The #MeToo elevated the issue of sexual harassment in the workplace to a new level across the nation and globe. The movement served as a springboard for the Safe Spaces & Workplaces Initiative in Hawai‘i.
The Safe Spaces & Workplaces Initiative was born out of lived experience and need. Although the origin can be traced to the experiences of two Hawai‘i women and their desire to be a part of creating a better future for our community, it is a shared story among many individuals. Find out more about the personal stories of Rachael Wong and Karen Tan.
Safe Spaces & Workplaces brings people together in new ways to have meaningful conversations about a subject that previously could not be spoken about publicly. It is a breath of fresh air for those of all genders and ages. Collectively, we have reached a stage where we recognize we can no longer accept sexual harassment, and we are ready to create change.

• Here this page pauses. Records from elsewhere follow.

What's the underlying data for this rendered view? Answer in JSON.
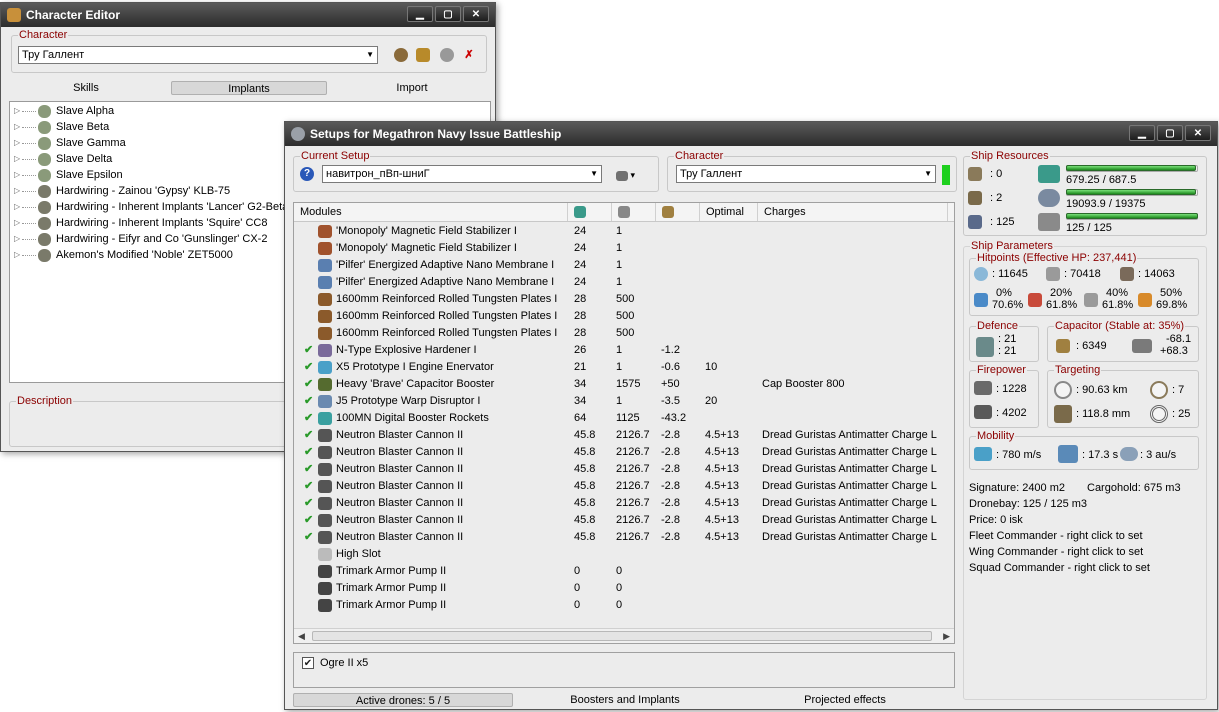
{
  "char_editor": {
    "title": "Character Editor",
    "character_label": "Character",
    "character_value": "Тру Галлент",
    "tabs": [
      "Skills",
      "Implants",
      "Import"
    ],
    "implants": [
      "Slave Alpha",
      "Slave Beta",
      "Slave Gamma",
      "Slave Delta",
      "Slave Epsilon",
      "Hardwiring - Zainou 'Gypsy' KLB-75",
      "Hardwiring - Inherent Implants 'Lancer' G2-Beta",
      "Hardwiring - Inherent Implants 'Squire' CC8",
      "Hardwiring - Eifyr and Co 'Gunslinger' CX-2",
      "Akemon's Modified 'Noble' ZET5000"
    ],
    "description_label": "Description"
  },
  "setups": {
    "title": "Setups for Megathron Navy Issue Battleship",
    "current_setup_label": "Current Setup",
    "current_setup_value": "навитрон_пВп-шниГ",
    "character_label": "Character",
    "character_value": "Тру Галлент",
    "columns": [
      "Modules",
      "",
      "",
      "",
      "Optimal",
      "Charges"
    ],
    "modules": [
      {
        "check": "",
        "name": "'Monopoly' Magnetic Field Stabilizer I",
        "c1": "24",
        "c2": "1",
        "c3": "",
        "optimal": "",
        "charge": "",
        "icon": "#a0522d"
      },
      {
        "check": "",
        "name": "'Monopoly' Magnetic Field Stabilizer I",
        "c1": "24",
        "c2": "1",
        "c3": "",
        "optimal": "",
        "charge": "",
        "icon": "#a0522d"
      },
      {
        "check": "",
        "name": "'Pilfer' Energized Adaptive Nano Membrane I",
        "c1": "24",
        "c2": "1",
        "c3": "",
        "optimal": "",
        "charge": "",
        "icon": "#5a7fb0"
      },
      {
        "check": "",
        "name": "'Pilfer' Energized Adaptive Nano Membrane I",
        "c1": "24",
        "c2": "1",
        "c3": "",
        "optimal": "",
        "charge": "",
        "icon": "#5a7fb0"
      },
      {
        "check": "",
        "name": "1600mm Reinforced Rolled Tungsten Plates I",
        "c1": "28",
        "c2": "500",
        "c3": "",
        "optimal": "",
        "charge": "",
        "icon": "#8b5a2b"
      },
      {
        "check": "",
        "name": "1600mm Reinforced Rolled Tungsten Plates I",
        "c1": "28",
        "c2": "500",
        "c3": "",
        "optimal": "",
        "charge": "",
        "icon": "#8b5a2b"
      },
      {
        "check": "",
        "name": "1600mm Reinforced Rolled Tungsten Plates I",
        "c1": "28",
        "c2": "500",
        "c3": "",
        "optimal": "",
        "charge": "",
        "icon": "#8b5a2b"
      },
      {
        "check": "✔",
        "name": "N-Type Explosive Hardener I",
        "c1": "26",
        "c2": "1",
        "c3": "-1.2",
        "optimal": "",
        "charge": "",
        "icon": "#7a6a9a"
      },
      {
        "check": "✔",
        "name": "X5 Prototype I Engine Enervator",
        "c1": "21",
        "c2": "1",
        "c3": "-0.6",
        "optimal": "10",
        "charge": "",
        "icon": "#4aa0c8"
      },
      {
        "check": "✔",
        "name": "Heavy 'Brave' Capacitor Booster",
        "c1": "34",
        "c2": "1575",
        "c3": "+50",
        "optimal": "",
        "charge": "Cap Booster 800",
        "icon": "#556b2f"
      },
      {
        "check": "✔",
        "name": "J5 Prototype Warp Disruptor I",
        "c1": "34",
        "c2": "1",
        "c3": "-3.5",
        "optimal": "20",
        "charge": "",
        "icon": "#6a8ab0"
      },
      {
        "check": "✔",
        "name": "100MN Digital Booster Rockets",
        "c1": "64",
        "c2": "1125",
        "c3": "-43.2",
        "optimal": "",
        "charge": "",
        "icon": "#3aa0a0"
      },
      {
        "check": "✔",
        "name": "Neutron Blaster Cannon II",
        "c1": "45.8",
        "c2": "2126.7",
        "c3": "-2.8",
        "optimal": "4.5+13",
        "charge": "Dread Guristas Antimatter Charge L",
        "icon": "#555555"
      },
      {
        "check": "✔",
        "name": "Neutron Blaster Cannon II",
        "c1": "45.8",
        "c2": "2126.7",
        "c3": "-2.8",
        "optimal": "4.5+13",
        "charge": "Dread Guristas Antimatter Charge L",
        "icon": "#555555"
      },
      {
        "check": "✔",
        "name": "Neutron Blaster Cannon II",
        "c1": "45.8",
        "c2": "2126.7",
        "c3": "-2.8",
        "optimal": "4.5+13",
        "charge": "Dread Guristas Antimatter Charge L",
        "icon": "#555555"
      },
      {
        "check": "✔",
        "name": "Neutron Blaster Cannon II",
        "c1": "45.8",
        "c2": "2126.7",
        "c3": "-2.8",
        "optimal": "4.5+13",
        "charge": "Dread Guristas Antimatter Charge L",
        "icon": "#555555"
      },
      {
        "check": "✔",
        "name": "Neutron Blaster Cannon II",
        "c1": "45.8",
        "c2": "2126.7",
        "c3": "-2.8",
        "optimal": "4.5+13",
        "charge": "Dread Guristas Antimatter Charge L",
        "icon": "#555555"
      },
      {
        "check": "✔",
        "name": "Neutron Blaster Cannon II",
        "c1": "45.8",
        "c2": "2126.7",
        "c3": "-2.8",
        "optimal": "4.5+13",
        "charge": "Dread Guristas Antimatter Charge L",
        "icon": "#555555"
      },
      {
        "check": "✔",
        "name": "Neutron Blaster Cannon II",
        "c1": "45.8",
        "c2": "2126.7",
        "c3": "-2.8",
        "optimal": "4.5+13",
        "charge": "Dread Guristas Antimatter Charge L",
        "icon": "#555555"
      },
      {
        "check": "",
        "name": "High Slot",
        "c1": "",
        "c2": "",
        "c3": "",
        "optimal": "",
        "charge": "",
        "icon": "#bbbbbb"
      },
      {
        "check": "",
        "name": "Trimark Armor Pump II",
        "c1": "0",
        "c2": "0",
        "c3": "",
        "optimal": "",
        "charge": "",
        "icon": "#444444"
      },
      {
        "check": "",
        "name": "Trimark Armor Pump II",
        "c1": "0",
        "c2": "0",
        "c3": "",
        "optimal": "",
        "charge": "",
        "icon": "#444444"
      },
      {
        "check": "",
        "name": "Trimark Armor Pump II",
        "c1": "0",
        "c2": "0",
        "c3": "",
        "optimal": "",
        "charge": "",
        "icon": "#444444"
      }
    ],
    "drone": "Ogre II x5",
    "bottom_tabs": [
      "Active drones: 5 / 5",
      "Boosters and Implants",
      "Projected effects"
    ]
  },
  "resources": {
    "label": "Ship Resources",
    "slots": [
      ": 0",
      ": 2",
      ": 125"
    ],
    "cpu": "679.25 / 687.5",
    "power": "19093.9 / 19375",
    "bandwidth": "125 / 125",
    "cpu_frac": 0.988,
    "power_frac": 0.985,
    "bw_frac": 1.0
  },
  "params": {
    "label": "Ship Parameters",
    "hp_label": "Hitpoints (Effective HP: 237,441)",
    "shield": ": 11645",
    "armor": ": 70418",
    "hull": ": 14063",
    "res_top": [
      "0%",
      "20%",
      "40%",
      "50%"
    ],
    "res_bot": [
      "70.6%",
      "61.8%",
      "61.8%",
      "69.8%"
    ],
    "defence_label": "Defence",
    "def_vals": [
      ": 21",
      ": 21"
    ],
    "cap_label": "Capacitor (Stable at: 35%)",
    "cap_amount": ": 6349",
    "cap_rates": [
      "-68.1",
      "+68.3"
    ],
    "fire_label": "Firepower",
    "fire_vals": [
      ": 1228",
      ": 4202"
    ],
    "target_label": "Targeting",
    "target_range": ": 90.63 km",
    "target_count": ": 7",
    "scan_res": ": 118.8 mm",
    "sensor": ": 25",
    "mobility_label": "Mobility",
    "speed": ": 780 m/s",
    "align": ": 17.3 s",
    "warp": ": 3 au/s",
    "signature": "Signature: 2400 m2",
    "cargohold": "Cargohold: 675 m3",
    "dronebay": "Dronebay: 125 / 125 m3",
    "price": "Price: 0 isk",
    "fleet": "Fleet Commander - right click to set",
    "wing": "Wing Commander - right click to set",
    "squad": "Squad Commander - right click to set"
  }
}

While serving as the director of the state’s Department of Human Services, Rachael Wong was sexually harassed by the then-Speaker of the House of Representatives, Joseph Souki. At the time, there was nothing she could do without risking retaliation against her department and the 330,000 lives for whom she was responsible.
Watching many come forward with #MeToo stories in October 2017, Rachael was compelled to speak her truth, too. Having transitioned out of the executive branch over a year earlier, she was in a place where she could tell her story without as much fear of retribution.
Later that month, Rachael filed a sexual harassment complaint with the Hawai‘i State Ethics Commission against former Speaker Souki. She was very clear from the start: she was moved to say something because of her deep love for Hawai‘i and the hope that things could be different for others and future generations.
At the end of January 2018, Rachael received an inquiry from a reporter asking to confirm the Ethics Commission filing. After careful consideration, she decided to publicly share her story to let other women know they were not alone.
The next day, the story was published and by 6 am, the first of several women contacted Rachael to share her own sexual harassment experience. There ended up being more than a handful of courageous women, many of whom interface regularly with the State Legislature, who filed similar complaints against the same legislator.
Rachael received hundreds of emails, texts, cards, and calls expressing support…as well as individuals’ own accounts of sexual harassment, too numerous to count. These came from women and men, most of whom did not feel safe to publicly share their experiences.
In March 2018, the complaint was resolved. Mr. Souki was required to admit he touched and kissed more than one woman in ways that were inappropriate and unwelcome, that his conduct exceeded the boundaries of the customary “aloha kiss,” and that his comments about their physical appearance were also inappropriate and unwanted. He also agreed to issue a public apology, pay a fine, and resign from office.
It was over. Yet at the same time, there was a realization that this was just the beginning.
This was not an easy process, and some complainants experienced new trauma through it. The barriers to reporting workplace sexual harassment were brought to light in a public way.
Shortly after Karen became President & CEO of Child & Family Service (CFS) in June 2017, an internal incident of sexual harassment occurred within the large social services non-profit. This was a surprise to everyone involved as CFS has strict policies against such occurrences. Immediate action was taken to deal with the situation.
A few months later, Karen’s colleague shared a personal incident of sexual harassment with her. With her permission, Karen approached the CEO of the company involved. When they investigated the incident, it was discovered that many women had been treated similarly by this individual over several years.
Around the same time, Karen had asked a group of women leaders in our community to join her for a meeting to discuss issues related to women and leadership. At the first meeting, the discussion turned to sexual harassment—with each and every leader sharing her own story. Everyone agreed that something had to be done to support our local businesses in creating safe work environments for all employees.
Karen and Rachael got together and said, “We will do something now.” And that is how Safe Spaces & Workplaces was born.